Was that why Crowley had chosen such a wardrobe in the first place?
There was a dearth of good breakfast foods in Crowley's flat, and this body didn't seem to have much of an appetite anyway. Aziraphale had just a pear and a cup of tea before setting off for his showdown with hell. Because it was such a glorious morning- and because frankly, he was afraid to drive the Bentley- he decided to walk and take the bus to St. James Park. He had hoped a little light exercise would help Crowley's body. And maybe it did, in some ways. But not all.
The pear didn't digest well; it even gave him a touch of heartburn. The hips didn't like the hard bus seats. Some of the muscles seized up, and Aziraphale found himself limping off the bus. Small miracles and gentle stretches got him walking straight by the time he reached their usual bench. But his gait still didn't look or feel quite 'normal.' The feet shuffled close to the ground, with most of the body's weight on the inner soles. The knees, hips and shoulders constantly swayed to counterbalance each other, creating a kind of jaunty swagger despite the low profile of the feet.

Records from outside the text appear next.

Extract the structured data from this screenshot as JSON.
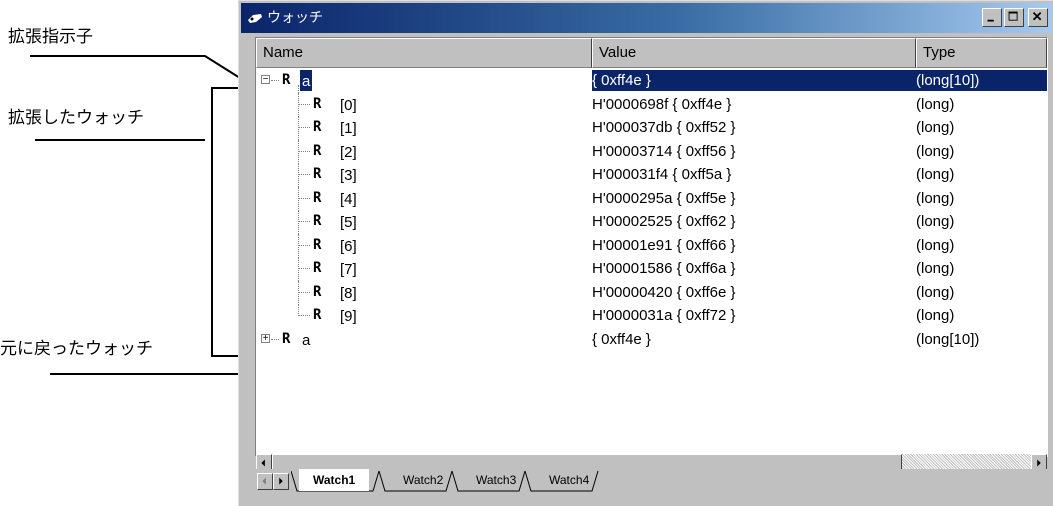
{
  "annotations": {
    "expander_label": "拡張指示子",
    "expanded_label": "拡張したウォッチ",
    "collapsed_label": "元に戻ったウォッチ"
  },
  "window": {
    "title": "ウォッチ",
    "buttons": [
      "minimize",
      "maximize",
      "close"
    ]
  },
  "columns": {
    "name": "Name",
    "value": "Value",
    "type": "Type"
  },
  "rows": [
    {
      "expander": "⊟",
      "icon": "R",
      "name": "a",
      "value": "{ 0xff4e }",
      "type": "(long[10])",
      "selected": true,
      "level": 0
    },
    {
      "icon": "R",
      "name": "[0]",
      "value": "H'0000698f { 0xff4e }",
      "type": "(long)",
      "level": 1
    },
    {
      "icon": "R",
      "name": "[1]",
      "value": "H'000037db { 0xff52 }",
      "type": "(long)",
      "level": 1
    },
    {
      "icon": "R",
      "name": "[2]",
      "value": "H'00003714 { 0xff56 }",
      "type": "(long)",
      "level": 1
    },
    {
      "icon": "R",
      "name": "[3]",
      "value": "H'000031f4 { 0xff5a }",
      "type": "(long)",
      "level": 1
    },
    {
      "icon": "R",
      "name": "[4]",
      "value": "H'0000295a { 0xff5e }",
      "type": "(long)",
      "level": 1
    },
    {
      "icon": "R",
      "name": "[5]",
      "value": "H'00002525 { 0xff62 }",
      "type": "(long)",
      "level": 1
    },
    {
      "icon": "R",
      "name": "[6]",
      "value": "H'00001e91 { 0xff66 }",
      "type": "(long)",
      "level": 1
    },
    {
      "icon": "R",
      "name": "[7]",
      "value": "H'00001586 { 0xff6a }",
      "type": "(long)",
      "level": 1
    },
    {
      "icon": "R",
      "name": "[8]",
      "value": "H'00000420 { 0xff6e }",
      "type": "(long)",
      "level": 1
    },
    {
      "icon": "R",
      "name": "[9]",
      "value": "H'0000031a { 0xff72 }",
      "type": "(long)",
      "level": 1
    },
    {
      "expander": "⊞",
      "icon": "R",
      "name": "a",
      "value": "{ 0xff4e }",
      "type": "(long[10])",
      "level": 0
    }
  ],
  "tabs": [
    {
      "label": "Watch1",
      "active": true
    },
    {
      "label": "Watch2"
    },
    {
      "label": "Watch3"
    },
    {
      "label": "Watch4"
    }
  ],
  "colors": {
    "selection": "#0a246a",
    "face": "#c0c0c0"
  }
}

He'd seen this walk many times over the centuries. Secretly, he was quite fond of it- as an outside observer. But now that he knew how it felt…
"I was thinking," Crowley drawled loudly. "Why do we always go back to yours? Let's go back to mine this time. I can introduce you to the plants!"
People were glancing over from other tables. There was a whisper of 'weed.' Aziraphale frowned.
"Are you… sure that you're up to it?"
Crowley arched his left eyebrow. "Up to it? What exactly are you implying, angel?"
"I only meant the walk! I left the Bentley at your flat!" Aziraphale protested louder than he meant to, drawing more stares.
"And why wouldn't I be up to a walk?" Crowley asked icily.
"Oh, come off it! I was inside you this morning! I know-"
The maître d' cleared her throat, startling the two principalities. (They hadn't realized she was standing by their table.) "Gentlemen. I'm afraid I must ask you to take this conversation elsewhere."
"Oh. Right." Aziraphale looked vaguely into the middle distance. An outside observer might think he was in shock from the embarrassment of it all. In truth, he was working a miracle on the Ritz's bookings for that evening.
Crowley attempted to sober up so that he could summon the Bentley. But that particular miracle required tensing the shoulders and jaw; he hardly got three drops back into the glass before he winced and had to stop. He snarled, pushed back his chair, and began to march out.
"I mutht athk you to take thith conversation eltheWHERE," he mocked beneath his breath.
Then he tripped over the dining room threshold and crashed to the floor.